The Rukban camp, located in Syria near the Jordanian border, proved particularly challenging. “In Rukban, there are approximately 75,000 refugees living in tents and mud houses in appalling conditions, under constant attack by the Islamic state, and they can't go anywhere. Access is tightly controlled and we had a large military escort,” he tells The Art Newspaper. “But the worst conditions outside of Syria I've seen are on the Greek island of Chios, where approximately 3,000 Syrians and Iraqis are waiting for an asylum decision or have already been refused. Many consider suicide and the limbo they are held in is unbearable for most,” he adds.

Jonkler’s images highlight the mental health issues surfacing in the camps where the men, formally the family breadwinners and business owners, feel bereft. “Mental health is definitely the most pressing problem, but this takes many forms. Ultimately, the most prevalent issue is getting people productive again; when they have spent their whole lives working hard and suddenly are unable to do anything,” he says. Substance abuse is subsequently prevalent.

Potential radicalisation is another concern. “I'm sure governments are aware of the radicalisation risk in camps… there isn't enough of a behavioural science-led effort to tackle the psychological and sociological issues and effects on refugees themselves.

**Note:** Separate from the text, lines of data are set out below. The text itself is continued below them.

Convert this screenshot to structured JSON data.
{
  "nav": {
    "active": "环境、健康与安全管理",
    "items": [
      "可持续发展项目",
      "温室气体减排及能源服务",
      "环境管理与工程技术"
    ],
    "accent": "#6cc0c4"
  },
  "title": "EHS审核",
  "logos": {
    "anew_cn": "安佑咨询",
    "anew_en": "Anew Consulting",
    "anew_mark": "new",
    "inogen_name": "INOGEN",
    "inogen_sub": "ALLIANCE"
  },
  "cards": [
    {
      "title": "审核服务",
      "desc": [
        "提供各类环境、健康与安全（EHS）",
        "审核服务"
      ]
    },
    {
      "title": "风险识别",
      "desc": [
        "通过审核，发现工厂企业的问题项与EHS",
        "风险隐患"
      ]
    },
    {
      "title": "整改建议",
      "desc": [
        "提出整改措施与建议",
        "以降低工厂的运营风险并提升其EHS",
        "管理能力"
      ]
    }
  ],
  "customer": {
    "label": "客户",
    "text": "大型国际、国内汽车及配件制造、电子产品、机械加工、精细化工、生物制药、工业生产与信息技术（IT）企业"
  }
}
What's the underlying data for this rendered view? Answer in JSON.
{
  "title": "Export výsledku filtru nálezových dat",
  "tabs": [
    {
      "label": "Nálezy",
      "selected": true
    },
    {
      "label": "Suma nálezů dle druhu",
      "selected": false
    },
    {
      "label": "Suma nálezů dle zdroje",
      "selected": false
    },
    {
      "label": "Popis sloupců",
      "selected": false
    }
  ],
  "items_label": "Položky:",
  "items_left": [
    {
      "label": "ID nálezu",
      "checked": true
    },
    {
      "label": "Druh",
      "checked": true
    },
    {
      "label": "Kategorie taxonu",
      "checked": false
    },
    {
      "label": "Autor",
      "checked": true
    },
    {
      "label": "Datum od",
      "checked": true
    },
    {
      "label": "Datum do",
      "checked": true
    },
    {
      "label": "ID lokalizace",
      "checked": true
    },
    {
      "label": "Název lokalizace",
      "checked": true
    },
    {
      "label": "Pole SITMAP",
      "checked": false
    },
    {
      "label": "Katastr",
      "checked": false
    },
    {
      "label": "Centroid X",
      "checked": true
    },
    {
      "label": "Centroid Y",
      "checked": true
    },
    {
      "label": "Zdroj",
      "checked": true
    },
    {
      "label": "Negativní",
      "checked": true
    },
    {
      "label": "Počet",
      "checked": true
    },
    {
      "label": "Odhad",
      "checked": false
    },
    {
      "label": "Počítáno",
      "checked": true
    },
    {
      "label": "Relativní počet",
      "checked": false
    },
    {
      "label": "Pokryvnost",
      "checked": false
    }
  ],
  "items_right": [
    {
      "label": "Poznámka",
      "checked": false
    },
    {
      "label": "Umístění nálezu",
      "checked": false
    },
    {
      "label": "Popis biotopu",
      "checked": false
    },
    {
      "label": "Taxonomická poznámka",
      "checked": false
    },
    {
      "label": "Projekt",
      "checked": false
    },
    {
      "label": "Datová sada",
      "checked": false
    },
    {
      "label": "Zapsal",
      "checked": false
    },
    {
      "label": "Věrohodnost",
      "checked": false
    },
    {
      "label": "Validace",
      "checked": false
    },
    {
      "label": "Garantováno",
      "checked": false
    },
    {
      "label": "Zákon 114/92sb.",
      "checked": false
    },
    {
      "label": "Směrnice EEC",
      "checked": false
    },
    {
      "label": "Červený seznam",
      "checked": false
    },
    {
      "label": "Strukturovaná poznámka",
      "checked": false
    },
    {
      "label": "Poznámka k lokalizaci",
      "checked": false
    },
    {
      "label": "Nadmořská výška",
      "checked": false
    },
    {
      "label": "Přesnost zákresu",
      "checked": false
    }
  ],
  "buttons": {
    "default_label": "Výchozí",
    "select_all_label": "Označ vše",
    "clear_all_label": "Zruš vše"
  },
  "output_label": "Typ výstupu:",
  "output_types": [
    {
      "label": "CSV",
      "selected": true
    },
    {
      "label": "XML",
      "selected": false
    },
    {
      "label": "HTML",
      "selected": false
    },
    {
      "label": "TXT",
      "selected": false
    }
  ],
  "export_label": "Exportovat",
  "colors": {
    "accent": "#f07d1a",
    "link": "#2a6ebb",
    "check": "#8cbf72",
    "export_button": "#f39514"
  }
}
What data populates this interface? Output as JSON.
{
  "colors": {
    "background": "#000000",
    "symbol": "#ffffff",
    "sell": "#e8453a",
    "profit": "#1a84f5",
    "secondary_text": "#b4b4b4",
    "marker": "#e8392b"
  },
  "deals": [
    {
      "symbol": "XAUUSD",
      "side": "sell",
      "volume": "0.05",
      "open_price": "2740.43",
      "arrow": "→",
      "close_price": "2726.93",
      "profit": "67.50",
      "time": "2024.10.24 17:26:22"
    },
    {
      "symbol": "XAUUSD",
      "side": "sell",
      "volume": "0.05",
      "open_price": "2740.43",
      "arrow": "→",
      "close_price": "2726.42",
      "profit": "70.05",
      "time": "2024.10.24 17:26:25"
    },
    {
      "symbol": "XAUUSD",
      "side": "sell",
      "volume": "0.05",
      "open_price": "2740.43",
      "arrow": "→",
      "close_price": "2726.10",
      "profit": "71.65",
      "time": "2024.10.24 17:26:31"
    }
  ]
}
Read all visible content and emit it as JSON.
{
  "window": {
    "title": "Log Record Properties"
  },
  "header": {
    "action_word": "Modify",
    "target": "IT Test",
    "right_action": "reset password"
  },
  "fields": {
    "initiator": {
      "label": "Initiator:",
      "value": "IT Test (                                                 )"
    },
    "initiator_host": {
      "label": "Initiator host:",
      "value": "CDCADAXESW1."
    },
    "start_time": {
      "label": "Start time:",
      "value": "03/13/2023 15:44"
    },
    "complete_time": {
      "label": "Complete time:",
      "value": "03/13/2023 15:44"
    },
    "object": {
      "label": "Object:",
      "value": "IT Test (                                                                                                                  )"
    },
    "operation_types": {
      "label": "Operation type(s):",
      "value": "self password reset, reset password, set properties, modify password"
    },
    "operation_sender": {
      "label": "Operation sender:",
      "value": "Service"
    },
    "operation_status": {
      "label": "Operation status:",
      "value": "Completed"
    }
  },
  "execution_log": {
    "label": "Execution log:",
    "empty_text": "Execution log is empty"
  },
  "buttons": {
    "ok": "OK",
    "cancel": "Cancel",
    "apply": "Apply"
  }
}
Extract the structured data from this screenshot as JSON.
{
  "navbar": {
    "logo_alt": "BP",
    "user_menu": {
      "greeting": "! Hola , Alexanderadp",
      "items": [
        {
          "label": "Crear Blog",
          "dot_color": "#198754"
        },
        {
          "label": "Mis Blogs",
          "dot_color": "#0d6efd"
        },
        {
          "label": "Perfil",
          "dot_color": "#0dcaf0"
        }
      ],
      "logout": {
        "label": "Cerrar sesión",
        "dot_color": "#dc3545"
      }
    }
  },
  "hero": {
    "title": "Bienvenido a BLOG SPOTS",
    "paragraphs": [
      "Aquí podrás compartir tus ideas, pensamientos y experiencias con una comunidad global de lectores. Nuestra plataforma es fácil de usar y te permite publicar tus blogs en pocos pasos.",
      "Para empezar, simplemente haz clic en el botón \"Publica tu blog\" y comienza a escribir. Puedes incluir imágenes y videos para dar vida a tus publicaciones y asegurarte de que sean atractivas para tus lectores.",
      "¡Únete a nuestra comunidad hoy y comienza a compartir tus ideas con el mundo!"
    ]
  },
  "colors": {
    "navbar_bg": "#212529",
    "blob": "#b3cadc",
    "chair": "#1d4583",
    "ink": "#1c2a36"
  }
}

If problems around integration were looked at with more of a mental health angle, we would be immediately focusing on rehabilitation in a more pragmatic and positive way, which would help everyone.”

According to International Organisation for Migration, a UN-affiliated body, around 550,000 Syrians entered Europe after travelling by sea from Turkey to Greece during 2015 and 2016.

[Editor] 姜鑫